I am not a musical movie fan, and I really liked this movie!!! Judy Garland! Beautiful voice! And Van Johnson was very good in it, too!!!
One of the characters you meet at the end of The Shop Around the Corner, Rudy, sings in this movie with the Quartet!
The next movie with the same story is You've Got Mail, with Meg Ryan and Tom Hanks! Also a great movie!!!
The story in this version takes place in Chicago IL. at the turn of the century, and is centered around OBerkugen's Music Store, primarily around Christmas time. That is why the title is misleading.
Judy Garland plays Veronica Fisher, a young woman who has fallen in love with a man she corresponds to through the mail. What she doesn't know is that her pen pal is her co worker, Andrew Larkin (Van Johnson), a cocky young saleman,whom she despises. In fact, they spend so much time sparring with each other that after awhile, you begin to wonder how on earth could these two people, who are always getting on each other's nerves, ever have a romantic relationship, let alone fall madly in love with each other...Only in Hollywood
But the movie does redeem itself on many levels. The setting of a music store is the perfect excuse for us to hear Garland stretch those glorious vocal chords of her's, and the characters within the music store are also unforgettable. The supporting cast is superb, with some of the best character actors that MGM had on its roster at the time. Hungarian actor S. K. Sakall, plays Mr Otto Oberkugen, the store's portly and stubborn owner who is engaged to marry his long time lady friend, Nellie Burke (Spring Byington). Silent film comedy legend, Buster Keaton, plays Mr Oberkugen's inept and brow beaten nephew, Mr Hickey, and veteran MGM character actor, Clinton Sundberg, plays Rudy Hanson, who is Andrew Larkin's best friend and voice of reason. Then there is Marcia Van Dyke, who plays Louise Parkson. She's very pretty, and a very talented violinist, but definitely not a convincing actress.
Like Easter Parade, and Meet Me In St Louis, In The Good Old Summertime is a visual treat for the eyes, with colorful sets and period costumes. The songs are great too, and Garland is at the top of her form, even though her life at this point,was in turmoil. She looks absolutely beautiful. The final scene in the film between Garland and Van Johnson was daringly seductive for the year 1949, and is very memorable indeed. Unfortunately, after this film, Judy Garland's health and career would continue their downward spiral. After completing Summer Stock the following year, at age 28, her career at MGM would be over. This is also the last film for Buster Keaton at MGM, a studio he had been with since 1928. In fact, he was originally brought on board just for consultation purposes, but he was eventually offered a part because no one else could properly execute a crucial pratfall that was needed toward the end of the movie.

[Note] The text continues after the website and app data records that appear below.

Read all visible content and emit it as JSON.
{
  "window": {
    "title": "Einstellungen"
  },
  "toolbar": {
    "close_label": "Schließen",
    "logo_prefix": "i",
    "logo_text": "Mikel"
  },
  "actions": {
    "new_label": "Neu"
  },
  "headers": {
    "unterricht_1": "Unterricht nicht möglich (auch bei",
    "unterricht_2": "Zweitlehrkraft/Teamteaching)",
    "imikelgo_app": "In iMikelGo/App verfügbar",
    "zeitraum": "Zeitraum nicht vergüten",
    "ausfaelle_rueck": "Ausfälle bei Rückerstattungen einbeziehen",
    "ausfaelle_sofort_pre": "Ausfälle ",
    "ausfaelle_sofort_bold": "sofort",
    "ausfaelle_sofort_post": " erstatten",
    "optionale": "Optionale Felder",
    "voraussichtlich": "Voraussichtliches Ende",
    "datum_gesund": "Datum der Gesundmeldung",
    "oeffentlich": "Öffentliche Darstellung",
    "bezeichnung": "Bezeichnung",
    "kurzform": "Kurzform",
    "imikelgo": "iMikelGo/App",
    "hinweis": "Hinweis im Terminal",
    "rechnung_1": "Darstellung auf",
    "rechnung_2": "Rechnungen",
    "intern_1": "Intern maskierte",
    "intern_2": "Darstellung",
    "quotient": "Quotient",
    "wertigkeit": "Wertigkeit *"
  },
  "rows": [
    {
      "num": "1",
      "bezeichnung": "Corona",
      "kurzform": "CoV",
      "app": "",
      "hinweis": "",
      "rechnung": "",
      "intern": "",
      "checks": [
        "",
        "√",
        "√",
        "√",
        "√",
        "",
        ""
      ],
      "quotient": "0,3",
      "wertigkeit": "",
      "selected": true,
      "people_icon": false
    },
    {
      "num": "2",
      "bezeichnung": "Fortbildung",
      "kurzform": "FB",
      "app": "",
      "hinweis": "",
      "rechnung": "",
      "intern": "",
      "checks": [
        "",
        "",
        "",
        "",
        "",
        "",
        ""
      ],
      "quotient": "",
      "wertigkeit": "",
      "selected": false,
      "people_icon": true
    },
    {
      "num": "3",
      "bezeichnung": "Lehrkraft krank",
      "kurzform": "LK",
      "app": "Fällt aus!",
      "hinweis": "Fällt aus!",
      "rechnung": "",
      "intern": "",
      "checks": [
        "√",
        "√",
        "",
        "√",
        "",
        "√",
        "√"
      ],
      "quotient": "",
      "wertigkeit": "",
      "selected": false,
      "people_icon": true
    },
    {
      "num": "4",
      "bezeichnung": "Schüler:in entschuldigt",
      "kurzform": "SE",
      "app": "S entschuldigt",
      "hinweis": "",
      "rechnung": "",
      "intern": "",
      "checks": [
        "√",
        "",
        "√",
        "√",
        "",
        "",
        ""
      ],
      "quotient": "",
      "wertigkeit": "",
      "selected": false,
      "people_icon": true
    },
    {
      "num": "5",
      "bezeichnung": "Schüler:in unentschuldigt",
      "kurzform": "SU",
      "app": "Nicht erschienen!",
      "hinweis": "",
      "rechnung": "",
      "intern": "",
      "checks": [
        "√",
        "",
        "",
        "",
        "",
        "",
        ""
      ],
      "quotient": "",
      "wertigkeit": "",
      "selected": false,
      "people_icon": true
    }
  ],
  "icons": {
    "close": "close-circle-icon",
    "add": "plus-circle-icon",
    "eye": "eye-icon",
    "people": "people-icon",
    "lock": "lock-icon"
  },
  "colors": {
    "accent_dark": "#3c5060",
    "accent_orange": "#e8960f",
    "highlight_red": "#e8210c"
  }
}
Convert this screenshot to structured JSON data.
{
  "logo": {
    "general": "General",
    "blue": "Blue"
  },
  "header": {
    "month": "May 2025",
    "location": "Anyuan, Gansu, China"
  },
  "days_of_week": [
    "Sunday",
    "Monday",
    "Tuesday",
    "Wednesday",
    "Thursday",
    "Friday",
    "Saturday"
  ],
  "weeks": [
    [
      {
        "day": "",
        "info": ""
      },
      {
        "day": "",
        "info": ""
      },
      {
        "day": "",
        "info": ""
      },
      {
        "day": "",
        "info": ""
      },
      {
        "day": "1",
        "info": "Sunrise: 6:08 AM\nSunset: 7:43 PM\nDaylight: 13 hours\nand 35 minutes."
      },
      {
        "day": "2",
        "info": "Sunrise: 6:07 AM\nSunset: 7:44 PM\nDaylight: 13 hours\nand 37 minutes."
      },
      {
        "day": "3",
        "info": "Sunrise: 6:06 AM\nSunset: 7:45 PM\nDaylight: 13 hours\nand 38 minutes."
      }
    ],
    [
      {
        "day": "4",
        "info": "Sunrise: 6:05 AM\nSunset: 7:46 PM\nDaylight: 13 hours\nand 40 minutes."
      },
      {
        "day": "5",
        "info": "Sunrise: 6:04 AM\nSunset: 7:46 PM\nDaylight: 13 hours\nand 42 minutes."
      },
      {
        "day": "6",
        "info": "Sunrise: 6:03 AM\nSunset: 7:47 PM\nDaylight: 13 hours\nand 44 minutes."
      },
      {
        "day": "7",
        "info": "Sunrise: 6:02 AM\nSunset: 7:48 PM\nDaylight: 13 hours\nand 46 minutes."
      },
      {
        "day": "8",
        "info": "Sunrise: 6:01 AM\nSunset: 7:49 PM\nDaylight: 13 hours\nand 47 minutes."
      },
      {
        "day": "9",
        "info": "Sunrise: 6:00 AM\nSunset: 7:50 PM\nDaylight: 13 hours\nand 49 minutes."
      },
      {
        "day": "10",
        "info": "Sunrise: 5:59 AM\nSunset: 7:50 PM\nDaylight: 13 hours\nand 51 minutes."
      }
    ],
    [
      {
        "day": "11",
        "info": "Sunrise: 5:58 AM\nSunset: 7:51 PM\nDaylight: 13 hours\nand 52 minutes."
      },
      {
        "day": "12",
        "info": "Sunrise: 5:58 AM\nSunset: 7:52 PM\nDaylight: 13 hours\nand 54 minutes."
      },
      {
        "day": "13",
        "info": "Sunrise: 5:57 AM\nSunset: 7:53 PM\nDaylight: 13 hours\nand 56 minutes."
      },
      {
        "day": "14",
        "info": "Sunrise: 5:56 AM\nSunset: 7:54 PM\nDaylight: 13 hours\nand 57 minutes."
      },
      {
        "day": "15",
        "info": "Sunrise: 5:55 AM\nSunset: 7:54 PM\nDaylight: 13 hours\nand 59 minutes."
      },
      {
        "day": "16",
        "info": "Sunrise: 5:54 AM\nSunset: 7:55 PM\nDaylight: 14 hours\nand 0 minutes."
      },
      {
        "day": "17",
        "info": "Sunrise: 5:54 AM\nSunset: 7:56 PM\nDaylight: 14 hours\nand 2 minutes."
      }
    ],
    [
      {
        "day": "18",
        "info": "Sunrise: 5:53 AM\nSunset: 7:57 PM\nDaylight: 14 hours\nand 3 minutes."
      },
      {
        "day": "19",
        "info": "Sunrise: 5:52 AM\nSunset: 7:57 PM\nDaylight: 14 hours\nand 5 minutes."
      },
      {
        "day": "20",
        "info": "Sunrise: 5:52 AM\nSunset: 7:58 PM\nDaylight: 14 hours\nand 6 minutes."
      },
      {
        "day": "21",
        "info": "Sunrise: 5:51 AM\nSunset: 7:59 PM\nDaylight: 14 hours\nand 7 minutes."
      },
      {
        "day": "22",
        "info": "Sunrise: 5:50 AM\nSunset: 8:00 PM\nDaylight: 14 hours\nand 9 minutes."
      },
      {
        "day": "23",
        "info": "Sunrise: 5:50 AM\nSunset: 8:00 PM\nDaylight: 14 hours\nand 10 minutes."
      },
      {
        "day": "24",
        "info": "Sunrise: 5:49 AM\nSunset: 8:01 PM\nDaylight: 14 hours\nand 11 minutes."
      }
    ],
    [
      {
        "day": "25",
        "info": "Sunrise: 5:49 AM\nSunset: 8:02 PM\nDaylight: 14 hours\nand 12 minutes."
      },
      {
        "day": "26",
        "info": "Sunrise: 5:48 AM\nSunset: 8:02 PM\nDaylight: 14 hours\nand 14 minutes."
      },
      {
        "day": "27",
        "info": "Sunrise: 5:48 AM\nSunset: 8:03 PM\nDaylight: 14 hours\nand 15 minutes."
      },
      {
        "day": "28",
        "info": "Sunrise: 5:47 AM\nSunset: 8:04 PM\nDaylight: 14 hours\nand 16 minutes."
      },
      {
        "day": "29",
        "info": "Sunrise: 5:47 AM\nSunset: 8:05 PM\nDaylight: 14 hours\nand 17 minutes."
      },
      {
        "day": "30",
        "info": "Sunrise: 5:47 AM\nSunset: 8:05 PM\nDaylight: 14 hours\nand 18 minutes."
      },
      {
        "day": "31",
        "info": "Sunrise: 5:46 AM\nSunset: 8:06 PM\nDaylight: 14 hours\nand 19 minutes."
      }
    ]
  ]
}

In the end, some people will like it, and some people won't. But its a pleasant way to pass by a couple of hours. I would recommend this film to anyone who likes MGM musicals, is a Judy Garland fan, a Van Johnson fan, or a Buster Keaton fan.